- [YOUR OBJECTIVE] Every record must be copied out exactly.
*** Begin section ***
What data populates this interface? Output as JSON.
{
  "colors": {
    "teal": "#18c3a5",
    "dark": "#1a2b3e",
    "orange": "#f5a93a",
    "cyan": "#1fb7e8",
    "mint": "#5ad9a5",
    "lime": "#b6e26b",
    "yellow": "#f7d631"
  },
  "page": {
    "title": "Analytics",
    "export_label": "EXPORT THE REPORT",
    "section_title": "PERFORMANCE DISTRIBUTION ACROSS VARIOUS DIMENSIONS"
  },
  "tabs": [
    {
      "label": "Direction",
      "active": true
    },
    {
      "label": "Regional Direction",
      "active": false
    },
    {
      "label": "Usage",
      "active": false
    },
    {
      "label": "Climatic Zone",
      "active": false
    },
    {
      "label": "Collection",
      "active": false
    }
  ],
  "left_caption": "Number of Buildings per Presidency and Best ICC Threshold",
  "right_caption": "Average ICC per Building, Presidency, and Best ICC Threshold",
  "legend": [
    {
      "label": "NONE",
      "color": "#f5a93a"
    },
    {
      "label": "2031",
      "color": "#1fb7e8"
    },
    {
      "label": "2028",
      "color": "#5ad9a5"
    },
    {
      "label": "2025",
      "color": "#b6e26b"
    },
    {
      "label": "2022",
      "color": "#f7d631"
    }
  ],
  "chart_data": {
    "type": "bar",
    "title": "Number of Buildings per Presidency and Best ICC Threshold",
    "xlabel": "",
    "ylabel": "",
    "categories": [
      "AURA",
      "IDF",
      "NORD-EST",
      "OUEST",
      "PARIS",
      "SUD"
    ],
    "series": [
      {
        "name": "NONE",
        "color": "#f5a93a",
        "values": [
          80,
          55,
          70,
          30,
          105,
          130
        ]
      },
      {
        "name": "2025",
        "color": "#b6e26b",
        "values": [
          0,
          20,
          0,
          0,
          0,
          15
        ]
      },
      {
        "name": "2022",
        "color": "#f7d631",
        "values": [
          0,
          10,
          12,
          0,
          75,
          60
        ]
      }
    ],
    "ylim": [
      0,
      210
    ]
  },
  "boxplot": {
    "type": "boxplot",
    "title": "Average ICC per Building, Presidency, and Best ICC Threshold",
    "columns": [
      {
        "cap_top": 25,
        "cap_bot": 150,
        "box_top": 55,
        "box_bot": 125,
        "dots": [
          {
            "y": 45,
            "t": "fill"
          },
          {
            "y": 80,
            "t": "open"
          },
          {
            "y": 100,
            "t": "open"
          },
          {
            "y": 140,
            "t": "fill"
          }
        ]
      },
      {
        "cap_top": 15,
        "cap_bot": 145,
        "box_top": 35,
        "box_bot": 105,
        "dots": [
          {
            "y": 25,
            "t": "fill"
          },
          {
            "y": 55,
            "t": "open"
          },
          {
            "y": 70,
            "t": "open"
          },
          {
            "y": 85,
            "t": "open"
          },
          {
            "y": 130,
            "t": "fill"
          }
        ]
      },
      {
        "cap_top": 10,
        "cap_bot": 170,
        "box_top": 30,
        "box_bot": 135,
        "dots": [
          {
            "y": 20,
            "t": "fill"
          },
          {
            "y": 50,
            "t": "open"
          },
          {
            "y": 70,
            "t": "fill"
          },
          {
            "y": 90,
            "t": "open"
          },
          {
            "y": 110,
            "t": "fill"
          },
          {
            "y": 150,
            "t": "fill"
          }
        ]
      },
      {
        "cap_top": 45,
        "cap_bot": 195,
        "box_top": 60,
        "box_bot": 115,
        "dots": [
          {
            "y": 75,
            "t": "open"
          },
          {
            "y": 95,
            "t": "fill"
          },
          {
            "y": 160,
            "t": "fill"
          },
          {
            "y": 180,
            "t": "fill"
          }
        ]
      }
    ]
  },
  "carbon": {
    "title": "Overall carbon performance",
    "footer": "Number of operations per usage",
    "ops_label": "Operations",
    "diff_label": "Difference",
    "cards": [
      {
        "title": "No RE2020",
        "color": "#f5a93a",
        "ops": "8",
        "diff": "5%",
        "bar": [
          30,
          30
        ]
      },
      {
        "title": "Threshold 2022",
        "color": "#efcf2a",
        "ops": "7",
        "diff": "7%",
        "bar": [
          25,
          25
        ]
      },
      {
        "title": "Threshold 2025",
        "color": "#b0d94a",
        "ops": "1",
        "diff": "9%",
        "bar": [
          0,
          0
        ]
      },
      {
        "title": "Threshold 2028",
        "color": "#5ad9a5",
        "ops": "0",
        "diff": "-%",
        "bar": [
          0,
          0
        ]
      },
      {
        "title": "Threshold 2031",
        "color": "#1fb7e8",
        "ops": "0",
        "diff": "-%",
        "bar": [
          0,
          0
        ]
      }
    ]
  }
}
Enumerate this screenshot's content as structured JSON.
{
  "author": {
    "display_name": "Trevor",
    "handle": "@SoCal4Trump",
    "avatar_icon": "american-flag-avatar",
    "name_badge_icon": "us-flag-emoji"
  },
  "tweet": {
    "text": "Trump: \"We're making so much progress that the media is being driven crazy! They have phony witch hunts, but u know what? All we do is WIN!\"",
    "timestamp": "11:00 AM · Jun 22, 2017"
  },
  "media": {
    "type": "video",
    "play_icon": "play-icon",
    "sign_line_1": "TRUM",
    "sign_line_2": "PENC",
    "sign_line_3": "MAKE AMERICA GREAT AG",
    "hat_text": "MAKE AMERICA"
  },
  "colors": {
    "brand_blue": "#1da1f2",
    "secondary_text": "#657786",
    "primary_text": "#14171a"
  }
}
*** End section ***
- [ANSWER BELOW]
What data populates this interface? Output as JSON.
{
  "colors": {
    "teal": "#18c3a5",
    "dark": "#1a2b3e",
    "orange": "#f5a93a",
    "cyan": "#1fb7e8",
    "mint": "#5ad9a5",
    "lime": "#b6e26b",
    "yellow": "#f7d631"
  },
  "page": {
    "title": "Analytics",
    "export_label": "EXPORT THE REPORT",
    "section_title": "PERFORMANCE DISTRIBUTION ACROSS VARIOUS DIMENSIONS"
  },
  "tabs": [
    {
      "label": "Direction",
      "active": true
    },
    {
      "label": "Regional Direction",
      "active": false
    },
    {
      "label": "Usage",
      "active": false
    },
    {
      "label": "Climatic Zone",
      "active": false
    },
    {
      "label": "Collection",
      "active": false
    }
  ],
  "left_caption": "Number of Buildings per Presidency and Best ICC Threshold",
  "right_caption": "Average ICC per Building, Presidency, and Best ICC Threshold",
  "legend": [
    {
      "label": "NONE",
      "color": "#f5a93a"
    },
    {
      "label": "2031",
      "color": "#1fb7e8"
    },
    {
      "label": "2028",
      "color": "#5ad9a5"
    },
    {
      "label": "2025",
      "color": "#b6e26b"
    },
    {
      "label": "2022",
      "color": "#f7d631"
    }
  ],
  "chart_data": {
    "type": "bar",
    "title": "Number of Buildings per Presidency and Best ICC Threshold",
    "xlabel": "",
    "ylabel": "",
    "categories": [
      "AURA",
      "IDF",
      "NORD-EST",
      "OUEST",
      "PARIS",
      "SUD"
    ],
    "series": [
      {
        "name": "NONE",
        "color": "#f5a93a",
        "values": [
          80,
          55,
          70,
          30,
          105,
          130
        ]
      },
      {
        "name": "2025",
        "color": "#b6e26b",
        "values": [
          0,
          20,
          0,
          0,
          0,
          15
        ]
      },
      {
        "name": "2022",
        "color": "#f7d631",
        "values": [
          0,
          10,
          12,
          0,
          75,
          60
        ]
      }
    ],
    "ylim": [
      0,
      210
    ]
  },
  "boxplot": {
    "type": "boxplot",
    "title": "Average ICC per Building, Presidency, and Best ICC Threshold",
    "columns": [
      {
        "cap_top": 25,
        "cap_bot": 150,
        "box_top": 55,
        "box_bot": 125,
        "dots": [
          {
            "y": 45,
            "t": "fill"
          },
          {
            "y": 80,
            "t": "open"
          },
          {
            "y": 100,
            "t": "open"
          },
          {
            "y": 140,
            "t": "fill"
          }
        ]
      },
      {
        "cap_top": 15,
        "cap_bot": 145,
        "box_top": 35,
        "box_bot": 105,
        "dots": [
          {
            "y": 25,
            "t": "fill"
          },
          {
            "y": 55,
            "t": "open"
          },
          {
            "y": 70,
            "t": "open"
          },
          {
            "y": 85,
            "t": "open"
          },
          {
            "y": 130,
            "t": "fill"
          }
        ]
      },
      {
        "cap_top": 10,
        "cap_bot": 170,
        "box_top": 30,
        "box_bot": 135,
        "dots": [
          {
            "y": 20,
            "t": "fill"
          },
          {
            "y": 50,
            "t": "open"
          },
          {
            "y": 70,
            "t": "fill"
          },
          {
            "y": 90,
            "t": "open"
          },
          {
            "y": 110,
            "t": "fill"
          },
          {
            "y": 150,
            "t": "fill"
          }
        ]
      },
      {
        "cap_top": 45,
        "cap_bot": 195,
        "box_top": 60,
        "box_bot": 115,
        "dots": [
          {
            "y": 75,
            "t": "open"
          },
          {
            "y": 95,
            "t": "fill"
          },
          {
            "y": 160,
            "t": "fill"
          },
          {
            "y": 180,
            "t": "fill"
          }
        ]
      }
    ]
  },
  "carbon": {
    "title": "Overall carbon performance",
    "footer": "Number of operations per usage",
    "ops_label": "Operations",
    "diff_label": "Difference",
    "cards": [
      {
        "title": "No RE2020",
        "color": "#f5a93a",
        "ops": "8",
        "diff": "5%",
        "bar": [
          30,
          30
        ]
      },
      {
        "title": "Threshold 2022",
        "color": "#efcf2a",
        "ops": "7",
        "diff": "7%",
        "bar": [
          25,
          25
        ]
      },
      {
        "title": "Threshold 2025",
        "color": "#b0d94a",
        "ops": "1",
        "diff": "9%",
        "bar": [
          0,
          0
        ]
      },
      {
        "title": "Threshold 2028",
        "color": "#5ad9a5",
        "ops": "0",
        "diff": "-%",
        "bar": [
          0,
          0
        ]
      },
      {
        "title": "Threshold 2031",
        "color": "#1fb7e8",
        "ops": "0",
        "diff": "-%",
        "bar": [
          0,
          0
        ]
      }
    ]
  }
}
Enumerate this screenshot's content as structured JSON.
{
  "author": {
    "display_name": "Trevor",
    "handle": "@SoCal4Trump",
    "avatar_icon": "american-flag-avatar",
    "name_badge_icon": "us-flag-emoji"
  },
  "tweet": {
    "text": "Trump: \"We're making so much progress that the media is being driven crazy! They have phony witch hunts, but u know what? All we do is WIN!\"",
    "timestamp": "11:00 AM · Jun 22, 2017"
  },
  "media": {
    "type": "video",
    "play_icon": "play-icon",
    "sign_line_1": "TRUM",
    "sign_line_2": "PENC",
    "sign_line_3": "MAKE AMERICA GREAT AG",
    "hat_text": "MAKE AMERICA"
  },
  "colors": {
    "brand_blue": "#1da1f2",
    "secondary_text": "#657786",
    "primary_text": "#14171a"
  }
}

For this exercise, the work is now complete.